Mega Dodo 2016
Material myth-making from the inhabitants of ethereal otherworld: famed Irish duo condense their murk for all to see.
This little collective seemed a vital piece in an Éire musical mosaic, and their three Charisma albums traced Leo O’Kelly and Sonny Condell’s progress from acoustic troubadours to full-fledged folk rockers, yet it took the veterans more than four decades to grace the studio again. The result was 2015’s “The Dark Dance” – brought on-stage in Putney on the day of its release and preserved for posterity here – a success and a natural successor to an original records run.
The “Half Moon” performance encompasses all the duo’s history, including their wilderness years when Sonny and Leo started to play the drily rocking “Eyelids Into Snow” that has yet to see a non-concert release, but starting with “Time Is Like A Promise” which, aeons ago, opened the group’s self-titled debut and, while still gentle, turned youthful hope into a seasoned traveler’s rumination on life lived on the road now. Two voices’ twine timelessly smooth and two guitars’ web eternally light, the past taps into the present in the elegiac haze of “I Have Known Love” and three more new tunes, the gloomy ones, as “Ricochet” drowns screams in a sparsely echoing trance and “You In Yellow” weaves a heart-wrenching fiddle in its fabric.

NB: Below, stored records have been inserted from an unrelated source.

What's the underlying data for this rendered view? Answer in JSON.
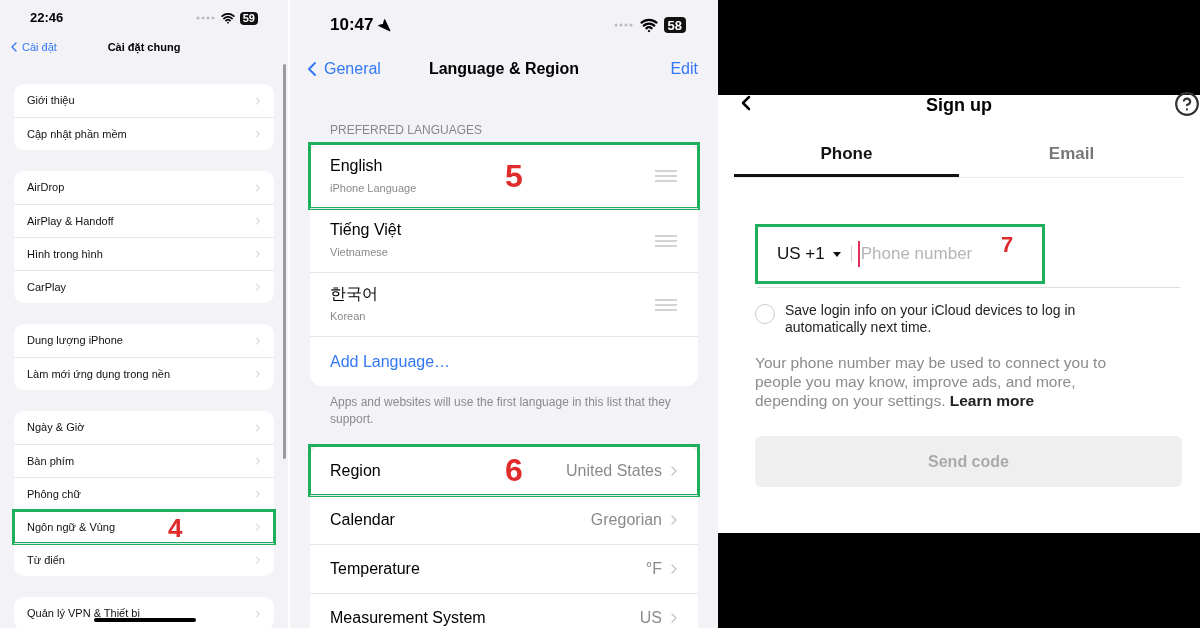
{
  "left": {
    "status": {
      "time": "22:46",
      "battery": "59"
    },
    "nav": {
      "back": "Cài đặt",
      "title": "Cài đặt chung"
    },
    "groups": [
      {
        "items": [
          {
            "label": "Giới thiệu",
            "highlighted": false
          },
          {
            "label": "Cập nhật phần mềm",
            "highlighted": false
          }
        ]
      },
      {
        "items": [
          {
            "label": "AirDrop",
            "highlighted": false
          },
          {
            "label": "AirPlay & Handoff",
            "highlighted": false
          },
          {
            "label": "Hình trong hình",
            "highlighted": false
          },
          {
            "label": "CarPlay",
            "highlighted": false
          }
        ]
      },
      {
        "items": [
          {
            "label": "Dung lượng iPhone",
            "highlighted": false
          },
          {
            "label": "Làm mới ứng dụng trong nền",
            "highlighted": false
          }
        ]
      },
      {
        "items": [
          {
            "label": "Ngày & Giờ",
            "highlighted": false
          },
          {
            "label": "Bàn phím",
            "highlighted": false
          },
          {
            "label": "Phông chữ",
            "highlighted": false
          },
          {
            "label": "Ngôn ngữ & Vùng",
            "highlighted": true,
            "step": "4"
          },
          {
            "label": "Từ điển",
            "highlighted": false
          }
        ]
      },
      {
        "items": [
          {
            "label": "Quản lý VPN & Thiết bị",
            "highlighted": false
          }
        ]
      }
    ]
  },
  "middle": {
    "status": {
      "time": "10:47",
      "battery": "58"
    },
    "nav": {
      "back": "General",
      "title": "Language & Region",
      "action": "Edit"
    },
    "section_header": "PREFERRED LANGUAGES",
    "languages": [
      {
        "name": "English",
        "subtitle": "iPhone Language",
        "highlighted": true,
        "step": "5"
      },
      {
        "name": "Tiếng Việt",
        "subtitle": "Vietnamese",
        "highlighted": false
      },
      {
        "name": "한국어",
        "subtitle": "Korean",
        "highlighted": false
      }
    ],
    "add_language": "Add Language…",
    "footer": "Apps and websites will use the first language in this list that they support.",
    "settings": [
      {
        "label": "Region",
        "value": "United States",
        "highlighted": true,
        "step": "6"
      },
      {
        "label": "Calendar",
        "value": "Gregorian",
        "highlighted": false
      },
      {
        "label": "Temperature",
        "value": "°F",
        "highlighted": false
      },
      {
        "label": "Measurement System",
        "value": "US",
        "highlighted": false
      }
    ]
  },
  "right": {
    "title": "Sign up",
    "tabs": [
      {
        "label": "Phone",
        "selected": true
      },
      {
        "label": "Email",
        "selected": false
      }
    ],
    "phone": {
      "country": "US +1",
      "placeholder": "Phone number",
      "highlighted": true,
      "step": "7"
    },
    "save_login": {
      "label": "Save login info on your iCloud devices to log in automatically next time.",
      "checked": false
    },
    "notice": "Your phone number may be used to connect you to people you may know, improve ads, and more, depending on your settings.",
    "learn_more": "Learn more",
    "button": {
      "label": "Send code",
      "disabled": true
    }
  }
}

Paradoxically, in front of the audience, the pieces’ aloofness increases, but then there are “Looking Up” whose electric charge is mesmeric, marrying drone to a twang, and the merry “The Lady I Love” off "A Tear And A Smile" which gets unhinged to exist in the moment of delivery. The only saggy spot of it all is the show’s only cut from "Strong In The Sun", as “Free Ride” has somehow lost its momentum towards the finale, before “Two White Horses” slowly rides into the sunset leaving an impression that the night of the dark dance wouldn’t be TIR NA NOG’s last. Their fire is still burning bright in the shadow of time.